# YOUR TASK
Write out the full listing exactly.

*** Begin section ***

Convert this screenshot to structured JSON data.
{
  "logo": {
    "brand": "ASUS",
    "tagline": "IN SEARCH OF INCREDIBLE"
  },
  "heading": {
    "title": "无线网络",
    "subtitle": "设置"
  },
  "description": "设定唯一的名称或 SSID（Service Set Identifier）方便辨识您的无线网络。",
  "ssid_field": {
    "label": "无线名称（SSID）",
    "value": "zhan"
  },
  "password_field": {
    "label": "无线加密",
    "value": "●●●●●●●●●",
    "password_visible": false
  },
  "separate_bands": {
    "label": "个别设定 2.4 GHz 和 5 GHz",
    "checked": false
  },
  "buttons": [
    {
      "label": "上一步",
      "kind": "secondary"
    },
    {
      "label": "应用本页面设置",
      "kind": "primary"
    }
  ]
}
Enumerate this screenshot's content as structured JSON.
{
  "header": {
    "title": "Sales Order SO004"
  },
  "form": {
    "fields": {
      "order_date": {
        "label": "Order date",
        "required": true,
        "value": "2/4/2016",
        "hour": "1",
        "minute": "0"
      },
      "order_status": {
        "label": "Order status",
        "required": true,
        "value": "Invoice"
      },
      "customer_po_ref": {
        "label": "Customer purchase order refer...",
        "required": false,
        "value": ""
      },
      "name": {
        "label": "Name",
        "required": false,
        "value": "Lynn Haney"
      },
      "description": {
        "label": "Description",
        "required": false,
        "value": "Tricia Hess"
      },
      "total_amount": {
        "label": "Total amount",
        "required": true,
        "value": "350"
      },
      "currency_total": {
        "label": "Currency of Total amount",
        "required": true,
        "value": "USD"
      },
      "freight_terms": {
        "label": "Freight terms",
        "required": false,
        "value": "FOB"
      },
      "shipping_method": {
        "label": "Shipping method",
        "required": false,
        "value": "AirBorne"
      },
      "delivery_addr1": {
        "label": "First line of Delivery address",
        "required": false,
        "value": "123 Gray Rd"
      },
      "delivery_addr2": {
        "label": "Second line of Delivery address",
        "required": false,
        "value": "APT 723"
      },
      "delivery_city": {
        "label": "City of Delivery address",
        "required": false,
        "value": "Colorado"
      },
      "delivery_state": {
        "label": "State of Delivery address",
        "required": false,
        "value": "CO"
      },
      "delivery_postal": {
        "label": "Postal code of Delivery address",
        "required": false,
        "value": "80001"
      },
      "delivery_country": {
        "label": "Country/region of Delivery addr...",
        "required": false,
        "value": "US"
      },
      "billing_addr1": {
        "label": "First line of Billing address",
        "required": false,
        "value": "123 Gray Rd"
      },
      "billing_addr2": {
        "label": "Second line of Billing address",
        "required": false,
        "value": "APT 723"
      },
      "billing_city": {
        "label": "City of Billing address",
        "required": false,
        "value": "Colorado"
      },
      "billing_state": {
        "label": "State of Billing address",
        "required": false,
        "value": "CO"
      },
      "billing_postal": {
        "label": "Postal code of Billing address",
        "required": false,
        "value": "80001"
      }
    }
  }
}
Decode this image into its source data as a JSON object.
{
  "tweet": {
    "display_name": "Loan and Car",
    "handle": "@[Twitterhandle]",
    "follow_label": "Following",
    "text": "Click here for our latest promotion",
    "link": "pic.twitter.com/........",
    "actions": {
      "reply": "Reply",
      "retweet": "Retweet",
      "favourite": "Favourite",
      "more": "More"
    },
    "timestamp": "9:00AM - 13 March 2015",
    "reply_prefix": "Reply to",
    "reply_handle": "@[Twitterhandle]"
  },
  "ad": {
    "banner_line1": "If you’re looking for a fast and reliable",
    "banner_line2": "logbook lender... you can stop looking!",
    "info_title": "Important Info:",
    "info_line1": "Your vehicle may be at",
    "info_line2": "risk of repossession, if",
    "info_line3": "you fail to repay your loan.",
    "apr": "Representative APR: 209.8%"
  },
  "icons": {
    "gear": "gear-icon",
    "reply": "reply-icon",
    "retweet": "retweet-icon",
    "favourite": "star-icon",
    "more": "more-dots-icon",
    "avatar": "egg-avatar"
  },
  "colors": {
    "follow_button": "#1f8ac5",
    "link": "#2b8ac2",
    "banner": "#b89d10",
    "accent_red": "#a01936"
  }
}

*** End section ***

# OUTPUT FOR THIS TASK
Convert this screenshot to structured JSON data.
{
  "logo": {
    "brand": "ASUS",
    "tagline": "IN SEARCH OF INCREDIBLE"
  },
  "heading": {
    "title": "无线网络",
    "subtitle": "设置"
  },
  "description": "设定唯一的名称或 SSID（Service Set Identifier）方便辨识您的无线网络。",
  "ssid_field": {
    "label": "无线名称（SSID）",
    "value": "zhan"
  },
  "password_field": {
    "label": "无线加密",
    "value": "●●●●●●●●●",
    "password_visible": false
  },
  "separate_bands": {
    "label": "个别设定 2.4 GHz 和 5 GHz",
    "checked": false
  },
  "buttons": [
    {
      "label": "上一步",
      "kind": "secondary"
    },
    {
      "label": "应用本页面设置",
      "kind": "primary"
    }
  ]
}
Enumerate this screenshot's content as structured JSON.
{
  "header": {
    "title": "Sales Order SO004"
  },
  "form": {
    "fields": {
      "order_date": {
        "label": "Order date",
        "required": true,
        "value": "2/4/2016",
        "hour": "1",
        "minute": "0"
      },
      "order_status": {
        "label": "Order status",
        "required": true,
        "value": "Invoice"
      },
      "customer_po_ref": {
        "label": "Customer purchase order refer...",
        "required": false,
        "value": ""
      },
      "name": {
        "label": "Name",
        "required": false,
        "value": "Lynn Haney"
      },
      "description": {
        "label": "Description",
        "required": false,
        "value": "Tricia Hess"
      },
      "total_amount": {
        "label": "Total amount",
        "required": true,
        "value": "350"
      },
      "currency_total": {
        "label": "Currency of Total amount",
        "required": true,
        "value": "USD"
      },
      "freight_terms": {
        "label": "Freight terms",
        "required": false,
        "value": "FOB"
      },
      "shipping_method": {
        "label": "Shipping method",
        "required": false,
        "value": "AirBorne"
      },
      "delivery_addr1": {
        "label": "First line of Delivery address",
        "required": false,
        "value": "123 Gray Rd"
      },
      "delivery_addr2": {
        "label": "Second line of Delivery address",
        "required": false,
        "value": "APT 723"
      },
      "delivery_city": {
        "label": "City of Delivery address",
        "required": false,
        "value": "Colorado"
      },
      "delivery_state": {
        "label": "State of Delivery address",
        "required": false,
        "value": "CO"
      },
      "delivery_postal": {
        "label": "Postal code of Delivery address",
        "required": false,
        "value": "80001"
      },
      "delivery_country": {
        "label": "Country/region of Delivery addr...",
        "required": false,
        "value": "US"
      },
      "billing_addr1": {
        "label": "First line of Billing address",
        "required": false,
        "value": "123 Gray Rd"
      },
      "billing_addr2": {
        "label": "Second line of Billing address",
        "required": false,
        "value": "APT 723"
      },
      "billing_city": {
        "label": "City of Billing address",
        "required": false,
        "value": "Colorado"
      },
      "billing_state": {
        "label": "State of Billing address",
        "required": false,
        "value": "CO"
      },
      "billing_postal": {
        "label": "Postal code of Billing address",
        "required": false,
        "value": "80001"
      }
    }
  }
}
Decode this image into its source data as a JSON object.
{
  "tweet": {
    "display_name": "Loan and Car",
    "handle": "@[Twitterhandle]",
    "follow_label": "Following",
    "text": "Click here for our latest promotion",
    "link": "pic.twitter.com/........",
    "actions": {
      "reply": "Reply",
      "retweet": "Retweet",
      "favourite": "Favourite",
      "more": "More"
    },
    "timestamp": "9:00AM - 13 March 2015",
    "reply_prefix": "Reply to",
    "reply_handle": "@[Twitterhandle]"
  },
  "ad": {
    "banner_line1": "If you’re looking for a fast and reliable",
    "banner_line2": "logbook lender... you can stop looking!",
    "info_title": "Important Info:",
    "info_line1": "Your vehicle may be at",
    "info_line2": "risk of repossession, if",
    "info_line3": "you fail to repay your loan.",
    "apr": "Representative APR: 209.8%"
  },
  "icons": {
    "gear": "gear-icon",
    "reply": "reply-icon",
    "retweet": "retweet-icon",
    "favourite": "star-icon",
    "more": "more-dots-icon",
    "avatar": "egg-avatar"
  },
  "colors": {
    "follow_button": "#1f8ac5",
    "link": "#2b8ac2",
    "banner": "#b89d10",
    "accent_red": "#a01936"
  }
}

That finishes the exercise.